theory, geometry in microscopic space differs radically from that of macroscopic […]” ([425],
p. 106).^{67}
“wave geometry” must not be considered as one specific theory but rather as the attempt for a theory
expressing the claimed equivalence of geometry and physics.

The physical system, “the space-time-matter” manifold, was to be seen as a (quantum mechanical) state , a 4-component (Dirac) spinor; “distance” in microscopic space became defined as an eigenvalue of a linear distance operator. In order to find this operator, by following Dirac, a principle of linearization was applied:

with where is an arbitrary tetrad (with the tetrad index ), and denoting the Dirac matrices. If is demanded, i.e., the eigenvalues of the distance operator are . If Riemannian covariant differentiation is used, then Here, denotes the spin connection. As the fundamental equation of the theory was written down where is an as yet undetermined 4-vector with matrix entries. It was expected that (144*) describe the gravitational, electromagnetic and the matter field “in unified form not discriminating macroscopic and microscopic phenomena” ([427*], p. 11). In 1929, (140*) had also been suggested by Fock and Ivanenko [215], a paper mentioned briefly in Section 7.2 of Part I. As we have seen, at around the same year 1935, H. T. Flint had set up a similar unified theory as Mimura [206]. The theory of Mimura and Takeno was to be applied to the universe, to local irregularities (galaxies) in the universe and to the atom. Only the Einstein cosmos and de Sitter space-time were allowed as cosmological metrics. For the atom, a solution in a space-time with metric was obtained and a wave function “which can be identified with the Dirac level of the hydrogen atom if the arbitrary functions and constants in the equation are chosen suitably” ([427], p. 66). With a particular choice of , (cf. [428*], Eq. 4.15 on p. 4) the fundamental equation for was then determined to be the matrix equation: with . and are arbitrary vectors. In [428*], a second fundamental equation was added: with a scalar . For complete integrability of (145*), the Riemannian curvature tensor must vanish. Equation (145*) reduces to with the solution . This being too restrictive, (145*) was weakened to for either or with the integrability conditions , respectively. T. Sibata gave a solution of this equation expressing self-duality for weak fields [576]. He also set out to show that Born–Infeld theory follows from his approach to wave geometry in the case of vacuum electrodynamics [577]. In this paper, the condition of complete integrability for his version of (144*) read as .In 1938, T. Hosokawa even had extended wave geometry to Finsler geometry and applied to Milne’s cosmological principle [287*].
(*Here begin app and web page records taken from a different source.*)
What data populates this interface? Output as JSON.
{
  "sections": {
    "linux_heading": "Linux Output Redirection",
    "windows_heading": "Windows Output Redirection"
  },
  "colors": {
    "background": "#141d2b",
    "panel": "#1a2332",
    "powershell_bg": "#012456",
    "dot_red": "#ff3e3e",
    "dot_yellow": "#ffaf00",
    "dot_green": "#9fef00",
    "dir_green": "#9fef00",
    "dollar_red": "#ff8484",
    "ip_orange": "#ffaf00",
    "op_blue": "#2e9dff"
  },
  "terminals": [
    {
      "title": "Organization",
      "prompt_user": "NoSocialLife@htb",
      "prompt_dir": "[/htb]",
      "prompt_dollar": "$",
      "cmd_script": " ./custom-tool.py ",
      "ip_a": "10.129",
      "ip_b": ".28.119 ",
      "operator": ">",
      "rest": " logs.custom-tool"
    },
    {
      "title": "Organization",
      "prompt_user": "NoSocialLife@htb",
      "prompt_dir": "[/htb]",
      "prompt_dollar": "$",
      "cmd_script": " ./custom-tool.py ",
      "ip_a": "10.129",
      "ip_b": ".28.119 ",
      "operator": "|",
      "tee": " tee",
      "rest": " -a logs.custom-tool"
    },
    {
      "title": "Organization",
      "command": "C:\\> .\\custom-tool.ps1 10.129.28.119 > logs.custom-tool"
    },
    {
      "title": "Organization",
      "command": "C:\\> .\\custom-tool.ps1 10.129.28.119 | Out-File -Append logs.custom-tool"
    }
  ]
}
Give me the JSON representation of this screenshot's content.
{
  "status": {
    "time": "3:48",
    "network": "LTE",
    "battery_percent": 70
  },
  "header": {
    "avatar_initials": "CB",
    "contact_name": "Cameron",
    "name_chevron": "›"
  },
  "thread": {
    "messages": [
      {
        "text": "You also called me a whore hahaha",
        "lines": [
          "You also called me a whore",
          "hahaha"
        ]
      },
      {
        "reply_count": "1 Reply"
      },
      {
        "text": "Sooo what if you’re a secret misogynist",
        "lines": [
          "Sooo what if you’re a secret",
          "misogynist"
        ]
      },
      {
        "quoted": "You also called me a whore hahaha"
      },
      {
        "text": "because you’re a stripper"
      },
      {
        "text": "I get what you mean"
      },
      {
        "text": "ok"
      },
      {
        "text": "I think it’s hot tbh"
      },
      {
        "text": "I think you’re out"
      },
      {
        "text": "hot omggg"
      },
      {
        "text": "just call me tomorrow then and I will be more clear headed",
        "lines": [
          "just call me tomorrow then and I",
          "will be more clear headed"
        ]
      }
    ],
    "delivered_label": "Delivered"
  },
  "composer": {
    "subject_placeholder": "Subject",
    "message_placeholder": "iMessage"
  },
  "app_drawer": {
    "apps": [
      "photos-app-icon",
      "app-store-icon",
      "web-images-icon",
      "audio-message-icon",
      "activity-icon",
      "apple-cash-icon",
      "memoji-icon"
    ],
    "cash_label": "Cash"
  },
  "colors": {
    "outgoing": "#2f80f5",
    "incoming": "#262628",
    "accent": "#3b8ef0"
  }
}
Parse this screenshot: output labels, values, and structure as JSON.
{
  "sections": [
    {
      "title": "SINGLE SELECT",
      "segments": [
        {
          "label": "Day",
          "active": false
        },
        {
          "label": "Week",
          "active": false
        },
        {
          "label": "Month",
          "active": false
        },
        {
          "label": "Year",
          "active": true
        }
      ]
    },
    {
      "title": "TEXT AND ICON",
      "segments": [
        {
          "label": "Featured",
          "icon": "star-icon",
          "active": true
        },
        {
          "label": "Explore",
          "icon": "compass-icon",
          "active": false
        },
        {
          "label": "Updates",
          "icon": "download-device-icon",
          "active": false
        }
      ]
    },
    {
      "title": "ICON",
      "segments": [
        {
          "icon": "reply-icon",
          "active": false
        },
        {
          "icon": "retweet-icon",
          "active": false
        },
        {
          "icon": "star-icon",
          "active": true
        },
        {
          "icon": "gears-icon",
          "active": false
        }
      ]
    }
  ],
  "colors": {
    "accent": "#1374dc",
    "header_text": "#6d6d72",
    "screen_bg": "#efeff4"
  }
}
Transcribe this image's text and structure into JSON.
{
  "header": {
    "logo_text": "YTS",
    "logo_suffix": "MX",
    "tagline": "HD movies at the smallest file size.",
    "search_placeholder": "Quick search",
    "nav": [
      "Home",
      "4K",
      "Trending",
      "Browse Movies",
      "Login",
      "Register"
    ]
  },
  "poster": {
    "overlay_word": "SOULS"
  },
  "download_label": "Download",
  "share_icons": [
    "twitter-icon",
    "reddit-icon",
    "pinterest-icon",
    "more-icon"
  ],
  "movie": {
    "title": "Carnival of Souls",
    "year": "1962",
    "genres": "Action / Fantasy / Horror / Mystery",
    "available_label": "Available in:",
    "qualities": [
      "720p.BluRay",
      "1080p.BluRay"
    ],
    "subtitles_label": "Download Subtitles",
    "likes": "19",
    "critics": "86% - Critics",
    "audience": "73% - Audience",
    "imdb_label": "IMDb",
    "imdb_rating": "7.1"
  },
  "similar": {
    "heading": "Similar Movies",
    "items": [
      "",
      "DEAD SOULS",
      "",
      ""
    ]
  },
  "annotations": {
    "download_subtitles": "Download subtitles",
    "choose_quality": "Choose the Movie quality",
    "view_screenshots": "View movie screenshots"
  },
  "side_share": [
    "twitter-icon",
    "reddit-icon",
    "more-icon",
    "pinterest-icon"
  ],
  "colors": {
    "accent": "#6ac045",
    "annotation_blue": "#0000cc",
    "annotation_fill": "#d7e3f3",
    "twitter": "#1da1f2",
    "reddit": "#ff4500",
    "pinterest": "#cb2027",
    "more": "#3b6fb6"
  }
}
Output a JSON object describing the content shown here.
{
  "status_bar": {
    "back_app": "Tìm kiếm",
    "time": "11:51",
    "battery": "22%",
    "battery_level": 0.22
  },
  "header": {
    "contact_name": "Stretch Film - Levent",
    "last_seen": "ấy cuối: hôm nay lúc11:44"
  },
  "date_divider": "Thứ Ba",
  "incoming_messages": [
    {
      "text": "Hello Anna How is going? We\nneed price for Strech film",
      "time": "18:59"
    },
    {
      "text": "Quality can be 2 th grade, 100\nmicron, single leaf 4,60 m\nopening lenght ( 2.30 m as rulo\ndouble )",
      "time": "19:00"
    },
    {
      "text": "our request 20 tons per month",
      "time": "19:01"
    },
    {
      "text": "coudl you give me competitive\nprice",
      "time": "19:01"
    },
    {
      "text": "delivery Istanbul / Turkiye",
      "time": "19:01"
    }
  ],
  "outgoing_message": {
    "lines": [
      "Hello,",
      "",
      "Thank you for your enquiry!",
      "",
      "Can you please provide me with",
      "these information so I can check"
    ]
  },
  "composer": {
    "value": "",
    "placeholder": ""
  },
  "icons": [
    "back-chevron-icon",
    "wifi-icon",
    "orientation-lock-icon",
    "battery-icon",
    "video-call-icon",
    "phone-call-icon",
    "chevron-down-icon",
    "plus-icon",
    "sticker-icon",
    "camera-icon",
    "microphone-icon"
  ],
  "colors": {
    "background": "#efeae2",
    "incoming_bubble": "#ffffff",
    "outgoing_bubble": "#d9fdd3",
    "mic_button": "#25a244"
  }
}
With its results obtained until 1945, wave geometry could not compete with quantum field theory. After the war, the vague hope was expressed that in a “supermicroscopic” space-time, elementary particle theory could be developed and that “the problem of internal space’ of elementary particles may be interwoven with some ‘hidden’ relations to the structure of space-time.”([428*], p. 41.) Clearly, the algebra of -matrices which is all what is behind the distance operator, was an insufficient substitute for the algebra of non-commuting observables in quantum field theory.